*** DATA SHOWN Section Begins ***

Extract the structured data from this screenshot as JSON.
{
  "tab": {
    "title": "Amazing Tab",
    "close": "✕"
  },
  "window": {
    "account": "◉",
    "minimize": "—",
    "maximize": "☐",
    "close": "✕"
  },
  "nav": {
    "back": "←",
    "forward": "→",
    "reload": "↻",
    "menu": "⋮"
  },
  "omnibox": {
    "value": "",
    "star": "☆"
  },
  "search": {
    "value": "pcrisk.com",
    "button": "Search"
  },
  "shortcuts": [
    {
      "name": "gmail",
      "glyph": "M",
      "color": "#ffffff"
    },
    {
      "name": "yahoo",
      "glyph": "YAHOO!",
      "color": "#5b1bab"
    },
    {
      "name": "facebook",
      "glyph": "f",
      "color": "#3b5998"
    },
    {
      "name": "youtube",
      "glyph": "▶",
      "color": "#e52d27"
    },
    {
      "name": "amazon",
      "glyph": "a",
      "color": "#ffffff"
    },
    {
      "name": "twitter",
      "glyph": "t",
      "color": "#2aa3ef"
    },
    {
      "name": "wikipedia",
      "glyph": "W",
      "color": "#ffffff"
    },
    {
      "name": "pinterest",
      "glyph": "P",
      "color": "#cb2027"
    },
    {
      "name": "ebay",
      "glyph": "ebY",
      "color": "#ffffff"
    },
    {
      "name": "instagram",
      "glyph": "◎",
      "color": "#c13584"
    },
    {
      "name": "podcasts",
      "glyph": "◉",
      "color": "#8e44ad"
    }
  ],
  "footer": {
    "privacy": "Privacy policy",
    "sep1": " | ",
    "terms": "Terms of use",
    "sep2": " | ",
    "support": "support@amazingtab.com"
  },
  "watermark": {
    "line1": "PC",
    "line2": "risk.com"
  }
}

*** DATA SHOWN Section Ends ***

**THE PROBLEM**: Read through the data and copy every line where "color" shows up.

**SOLUTION FOR THIS PROBLEM**:
      "color": "#ffffff"
      "color": "#5b1bab"
      "color": "#3b5998"
      "color": "#e52d27"
      "color": "#ffffff"
      "color": "#2aa3ef"
      "color": "#ffffff"
      "color": "#cb2027"
      "color": "#ffffff"
      "color": "#c13584"
      "color": "#8e44ad"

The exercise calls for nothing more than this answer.